Words: Laura Edgar
Estate regeneration / iStock

A panel of experts has been convened to consider how the layout of housing estates can best be used to deliver more quality homes available for rent and buy.

Lord Heseltine and housing minister Brandon Lewis are co-chairing the panel, which met for the first time on 9 February.

Heseltine said new tenants would be at the heart of the regeneration of the country’s most deprived areas.

The panel members are:

• Councillor Ravi Govindia, leader of Wandsworth Council

• Nicholas Boys Smith, director of Create Streets, a social enterprise and independent research institute

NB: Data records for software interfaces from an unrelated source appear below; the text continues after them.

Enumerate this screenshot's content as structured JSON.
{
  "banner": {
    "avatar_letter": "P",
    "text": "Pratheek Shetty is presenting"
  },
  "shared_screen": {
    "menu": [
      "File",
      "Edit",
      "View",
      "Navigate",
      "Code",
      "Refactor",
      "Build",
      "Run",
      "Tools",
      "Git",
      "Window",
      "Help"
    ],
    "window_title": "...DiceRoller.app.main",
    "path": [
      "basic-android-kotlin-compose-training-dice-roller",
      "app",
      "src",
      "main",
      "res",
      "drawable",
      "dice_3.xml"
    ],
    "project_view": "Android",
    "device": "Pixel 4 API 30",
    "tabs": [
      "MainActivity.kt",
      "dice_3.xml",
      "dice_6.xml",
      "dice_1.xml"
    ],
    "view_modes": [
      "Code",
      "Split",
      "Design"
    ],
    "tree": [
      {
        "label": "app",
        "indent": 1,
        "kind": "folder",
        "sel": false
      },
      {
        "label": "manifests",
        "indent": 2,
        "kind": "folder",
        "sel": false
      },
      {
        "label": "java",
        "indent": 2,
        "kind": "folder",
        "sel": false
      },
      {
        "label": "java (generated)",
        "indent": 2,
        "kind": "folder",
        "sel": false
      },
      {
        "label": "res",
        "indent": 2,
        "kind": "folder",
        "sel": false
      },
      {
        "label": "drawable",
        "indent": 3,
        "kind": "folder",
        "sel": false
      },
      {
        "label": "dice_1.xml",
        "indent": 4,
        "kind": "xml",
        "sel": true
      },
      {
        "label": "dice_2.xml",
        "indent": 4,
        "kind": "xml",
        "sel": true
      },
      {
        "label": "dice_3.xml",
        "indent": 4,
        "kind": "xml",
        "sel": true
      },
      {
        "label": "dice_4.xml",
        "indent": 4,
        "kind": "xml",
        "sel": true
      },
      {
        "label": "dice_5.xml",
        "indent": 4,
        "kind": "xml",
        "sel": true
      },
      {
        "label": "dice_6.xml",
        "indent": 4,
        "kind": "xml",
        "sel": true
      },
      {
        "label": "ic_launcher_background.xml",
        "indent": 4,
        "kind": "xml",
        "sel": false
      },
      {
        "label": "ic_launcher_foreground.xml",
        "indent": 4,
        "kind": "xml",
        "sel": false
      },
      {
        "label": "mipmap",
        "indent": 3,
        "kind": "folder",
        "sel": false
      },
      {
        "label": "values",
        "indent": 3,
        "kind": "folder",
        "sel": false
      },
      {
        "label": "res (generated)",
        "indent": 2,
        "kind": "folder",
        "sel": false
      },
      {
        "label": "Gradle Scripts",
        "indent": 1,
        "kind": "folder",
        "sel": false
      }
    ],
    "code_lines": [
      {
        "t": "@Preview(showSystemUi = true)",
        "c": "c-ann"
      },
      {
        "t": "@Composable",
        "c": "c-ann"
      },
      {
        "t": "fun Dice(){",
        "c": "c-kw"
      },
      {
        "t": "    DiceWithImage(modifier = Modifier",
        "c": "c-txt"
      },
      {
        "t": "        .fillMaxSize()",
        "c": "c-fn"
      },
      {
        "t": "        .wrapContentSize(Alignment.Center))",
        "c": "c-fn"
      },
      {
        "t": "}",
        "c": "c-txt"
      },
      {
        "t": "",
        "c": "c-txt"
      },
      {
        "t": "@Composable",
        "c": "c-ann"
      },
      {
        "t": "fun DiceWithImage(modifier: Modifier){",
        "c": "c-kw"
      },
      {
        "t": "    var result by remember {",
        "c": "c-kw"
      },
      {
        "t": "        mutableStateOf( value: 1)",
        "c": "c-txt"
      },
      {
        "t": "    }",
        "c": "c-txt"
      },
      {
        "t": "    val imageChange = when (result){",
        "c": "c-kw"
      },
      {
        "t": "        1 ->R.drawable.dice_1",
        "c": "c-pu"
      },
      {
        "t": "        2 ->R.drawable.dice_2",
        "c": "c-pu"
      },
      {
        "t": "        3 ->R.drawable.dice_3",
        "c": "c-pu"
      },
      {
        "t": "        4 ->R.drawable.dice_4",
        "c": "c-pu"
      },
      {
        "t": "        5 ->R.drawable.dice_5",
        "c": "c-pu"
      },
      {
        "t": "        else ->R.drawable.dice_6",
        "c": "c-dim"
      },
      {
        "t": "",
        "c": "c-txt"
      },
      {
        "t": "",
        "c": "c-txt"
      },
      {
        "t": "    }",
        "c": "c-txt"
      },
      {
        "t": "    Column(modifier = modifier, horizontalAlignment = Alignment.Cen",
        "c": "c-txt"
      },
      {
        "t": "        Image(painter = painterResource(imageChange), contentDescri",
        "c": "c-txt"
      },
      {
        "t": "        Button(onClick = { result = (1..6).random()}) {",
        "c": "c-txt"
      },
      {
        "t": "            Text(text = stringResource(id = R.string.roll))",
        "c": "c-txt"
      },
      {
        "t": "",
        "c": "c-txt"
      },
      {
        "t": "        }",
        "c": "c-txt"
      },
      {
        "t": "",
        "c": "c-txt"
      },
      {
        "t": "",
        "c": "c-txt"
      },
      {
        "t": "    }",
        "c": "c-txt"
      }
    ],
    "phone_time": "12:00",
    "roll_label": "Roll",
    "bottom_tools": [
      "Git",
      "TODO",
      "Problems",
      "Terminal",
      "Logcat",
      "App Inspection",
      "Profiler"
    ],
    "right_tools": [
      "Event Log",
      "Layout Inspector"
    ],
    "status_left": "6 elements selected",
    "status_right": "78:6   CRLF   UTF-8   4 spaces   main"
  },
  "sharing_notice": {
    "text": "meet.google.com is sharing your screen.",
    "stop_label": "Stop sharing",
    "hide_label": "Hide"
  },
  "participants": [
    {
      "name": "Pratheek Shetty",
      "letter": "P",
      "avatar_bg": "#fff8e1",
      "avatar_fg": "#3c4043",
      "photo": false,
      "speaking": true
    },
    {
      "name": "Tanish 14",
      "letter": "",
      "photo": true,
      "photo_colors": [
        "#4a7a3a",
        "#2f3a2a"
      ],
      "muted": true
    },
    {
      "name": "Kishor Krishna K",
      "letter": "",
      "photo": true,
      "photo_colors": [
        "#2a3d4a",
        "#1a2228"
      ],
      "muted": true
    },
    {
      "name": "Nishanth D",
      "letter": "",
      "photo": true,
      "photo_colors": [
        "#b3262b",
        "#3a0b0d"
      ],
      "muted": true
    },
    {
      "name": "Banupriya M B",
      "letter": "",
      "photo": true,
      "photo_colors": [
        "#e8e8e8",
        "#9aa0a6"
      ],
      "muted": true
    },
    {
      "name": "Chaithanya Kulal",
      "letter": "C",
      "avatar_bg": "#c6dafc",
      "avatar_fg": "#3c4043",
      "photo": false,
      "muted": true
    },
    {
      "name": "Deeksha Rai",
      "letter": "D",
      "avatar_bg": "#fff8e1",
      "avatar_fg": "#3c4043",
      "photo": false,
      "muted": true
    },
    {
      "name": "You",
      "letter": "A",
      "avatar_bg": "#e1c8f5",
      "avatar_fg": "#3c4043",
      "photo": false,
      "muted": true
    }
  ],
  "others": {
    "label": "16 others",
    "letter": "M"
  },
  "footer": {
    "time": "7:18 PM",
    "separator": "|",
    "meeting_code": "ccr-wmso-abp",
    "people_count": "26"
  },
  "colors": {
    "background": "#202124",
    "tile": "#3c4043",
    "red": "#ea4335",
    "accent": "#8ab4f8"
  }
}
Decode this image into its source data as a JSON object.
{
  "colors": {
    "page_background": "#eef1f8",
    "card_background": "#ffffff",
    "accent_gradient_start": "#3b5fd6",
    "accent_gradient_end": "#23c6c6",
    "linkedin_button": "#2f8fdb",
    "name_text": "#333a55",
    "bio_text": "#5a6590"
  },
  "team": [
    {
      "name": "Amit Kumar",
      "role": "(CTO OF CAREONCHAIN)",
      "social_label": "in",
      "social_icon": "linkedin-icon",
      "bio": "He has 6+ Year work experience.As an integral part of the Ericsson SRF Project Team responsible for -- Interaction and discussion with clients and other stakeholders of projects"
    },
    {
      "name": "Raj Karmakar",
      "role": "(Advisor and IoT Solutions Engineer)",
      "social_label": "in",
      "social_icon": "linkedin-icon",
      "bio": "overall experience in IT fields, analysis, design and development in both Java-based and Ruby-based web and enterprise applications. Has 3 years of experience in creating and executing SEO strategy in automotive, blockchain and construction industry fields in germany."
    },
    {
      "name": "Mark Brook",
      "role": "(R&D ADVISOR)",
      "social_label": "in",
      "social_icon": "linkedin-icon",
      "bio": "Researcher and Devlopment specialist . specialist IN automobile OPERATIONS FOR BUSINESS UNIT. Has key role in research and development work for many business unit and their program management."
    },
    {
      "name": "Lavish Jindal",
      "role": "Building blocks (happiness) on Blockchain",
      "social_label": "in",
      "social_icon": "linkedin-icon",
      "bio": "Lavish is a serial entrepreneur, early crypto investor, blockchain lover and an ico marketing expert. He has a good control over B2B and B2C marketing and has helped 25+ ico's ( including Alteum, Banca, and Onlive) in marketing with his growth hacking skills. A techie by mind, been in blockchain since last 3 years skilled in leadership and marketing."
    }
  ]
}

• Andrew Boff, leader of the Greater London Authority Conservatives housing group

• Elaine Bailey, chief executive of Hyde Housing Association

• Paul Tennant, chief executive of Orbit Housing Association

• Tony Pidgley, chief executive of Berkeley Homes

• Peter Vernon, chief executive of Grosvenor Estates

• Jane Duncan, president of the Royal Institute of British Architects

• Ben Bolgar, director of Design Theory and Networks at the Prince’s Foundation

• Dominic Grace, head of London Residential Development at estates agent Savills

• Emma Cariaga from the British Land and Thames Valley Housing Association

• David Budd, Mayor of Middlesbrough

• Natalie Elphicke, chief executive of the Housing & Finance Institute

• Graham Allen, MP for Nottingham North

• Félicie Krikler, director at Assael Architecture

In January, Prime Minister David Cameron pledged to transform 100 housing estates in Britain. He wrote in The Sunday Times that some housing estates are “entrenching poverty in Britain” and isolating families and communities, despite the fact that “behind front doors, families build warm and welcoming homes”.

A £140 million fund was announced to start the work.

Cameron said the panel's first job would be to create a list of post-war estates across the country that are “ripe for redevelopment”.

The panel will report back to Cameron and communities secretary Greg Clark and, said the government, would develop a national estate regeneration strategy and work with 100 housing estates to “tackle deprivation and transform them into vibrant communities”.

The national strategy is expected to be drawn up by autumn.

Heseltine said: “The panel will provide expert advice, support and explore innovative funding solutions to drive forward the regeneration of estates around the country.

“However, I am clear that this has to be locally led and we must work with the residents of such estates. I now want to see local communities coming forward with innovative ideas to achieve desirable neighbourhoods that local people can be proud of.”

The panel met at the York Road Estate in Battersea, London, where plans are being developed for a regeneration scheme.

Wandsworth Council leader and panel member Ravi Govindia said the council’s approach is “centred firmly on improving” the lives of Winstanley and York estate residents, providing them with “new opportunities and better life chances”.

Future meetings are expected to be held at estates across the country.

Image credit | iStock